*Assignment*
Copy out each line of the data holding "Conditioner".

*Data supplied*
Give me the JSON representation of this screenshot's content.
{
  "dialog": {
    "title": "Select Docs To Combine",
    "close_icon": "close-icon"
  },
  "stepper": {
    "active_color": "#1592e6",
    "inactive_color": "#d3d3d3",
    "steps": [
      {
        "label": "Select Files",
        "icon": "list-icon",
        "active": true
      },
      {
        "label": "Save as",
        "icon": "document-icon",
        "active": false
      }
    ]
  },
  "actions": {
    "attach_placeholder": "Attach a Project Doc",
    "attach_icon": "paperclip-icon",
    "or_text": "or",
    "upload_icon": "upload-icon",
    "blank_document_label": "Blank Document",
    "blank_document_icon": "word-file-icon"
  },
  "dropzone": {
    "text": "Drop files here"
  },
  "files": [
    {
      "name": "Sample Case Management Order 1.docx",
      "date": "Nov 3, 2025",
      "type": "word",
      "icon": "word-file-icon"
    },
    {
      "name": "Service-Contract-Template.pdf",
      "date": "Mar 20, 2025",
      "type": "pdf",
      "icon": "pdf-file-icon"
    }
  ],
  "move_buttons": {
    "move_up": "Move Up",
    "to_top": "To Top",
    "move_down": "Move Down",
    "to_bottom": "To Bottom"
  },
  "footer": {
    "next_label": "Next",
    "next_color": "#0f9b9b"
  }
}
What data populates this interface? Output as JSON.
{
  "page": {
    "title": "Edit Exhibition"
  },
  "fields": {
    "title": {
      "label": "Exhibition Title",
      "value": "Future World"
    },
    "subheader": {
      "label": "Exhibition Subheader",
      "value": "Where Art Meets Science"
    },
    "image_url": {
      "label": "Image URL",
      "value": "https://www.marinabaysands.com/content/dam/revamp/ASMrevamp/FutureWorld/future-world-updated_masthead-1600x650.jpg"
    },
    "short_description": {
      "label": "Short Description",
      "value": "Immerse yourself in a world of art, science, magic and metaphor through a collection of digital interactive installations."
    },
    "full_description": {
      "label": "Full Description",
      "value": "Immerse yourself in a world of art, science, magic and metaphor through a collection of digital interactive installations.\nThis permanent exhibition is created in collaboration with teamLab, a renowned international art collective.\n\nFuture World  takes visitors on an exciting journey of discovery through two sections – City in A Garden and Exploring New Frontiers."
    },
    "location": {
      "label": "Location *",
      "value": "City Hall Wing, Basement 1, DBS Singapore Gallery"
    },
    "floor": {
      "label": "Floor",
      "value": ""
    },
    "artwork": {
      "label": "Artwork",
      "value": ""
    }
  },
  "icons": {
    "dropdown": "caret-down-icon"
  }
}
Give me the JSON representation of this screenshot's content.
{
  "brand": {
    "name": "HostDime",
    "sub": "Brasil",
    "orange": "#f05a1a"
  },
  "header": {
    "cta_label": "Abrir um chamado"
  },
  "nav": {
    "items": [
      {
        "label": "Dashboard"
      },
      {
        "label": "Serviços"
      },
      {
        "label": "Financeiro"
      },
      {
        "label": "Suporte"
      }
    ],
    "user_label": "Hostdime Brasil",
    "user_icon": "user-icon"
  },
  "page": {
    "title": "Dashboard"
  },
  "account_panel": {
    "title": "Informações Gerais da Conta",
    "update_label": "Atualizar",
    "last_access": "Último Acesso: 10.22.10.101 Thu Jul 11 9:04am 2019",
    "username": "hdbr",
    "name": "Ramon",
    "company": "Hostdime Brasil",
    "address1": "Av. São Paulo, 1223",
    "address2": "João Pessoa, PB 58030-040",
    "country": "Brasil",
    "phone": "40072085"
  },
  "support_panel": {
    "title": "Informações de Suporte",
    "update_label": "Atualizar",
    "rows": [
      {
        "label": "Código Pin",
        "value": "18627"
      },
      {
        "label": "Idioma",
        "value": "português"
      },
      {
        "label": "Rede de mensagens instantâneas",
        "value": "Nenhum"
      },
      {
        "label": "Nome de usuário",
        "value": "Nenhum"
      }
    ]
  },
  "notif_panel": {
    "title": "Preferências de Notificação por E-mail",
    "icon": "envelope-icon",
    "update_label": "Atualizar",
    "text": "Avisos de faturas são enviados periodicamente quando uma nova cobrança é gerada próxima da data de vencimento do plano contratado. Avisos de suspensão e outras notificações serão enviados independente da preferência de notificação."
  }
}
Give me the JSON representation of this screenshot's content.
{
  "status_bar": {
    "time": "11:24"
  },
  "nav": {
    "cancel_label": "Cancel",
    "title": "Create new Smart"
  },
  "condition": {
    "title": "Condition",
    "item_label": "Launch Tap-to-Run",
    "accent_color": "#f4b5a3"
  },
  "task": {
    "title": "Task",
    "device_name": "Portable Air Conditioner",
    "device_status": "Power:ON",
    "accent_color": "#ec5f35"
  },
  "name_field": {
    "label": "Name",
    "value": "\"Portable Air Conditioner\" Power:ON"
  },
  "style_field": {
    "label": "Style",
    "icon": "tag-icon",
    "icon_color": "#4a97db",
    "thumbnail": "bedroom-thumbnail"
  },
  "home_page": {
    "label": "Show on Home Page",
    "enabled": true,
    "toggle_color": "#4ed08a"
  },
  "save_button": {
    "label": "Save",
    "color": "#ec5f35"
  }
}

*Exercise answer*
    "device_name": "Portable Air Conditioner",
    "value": "\"Portable Air Conditioner\" Power:ON"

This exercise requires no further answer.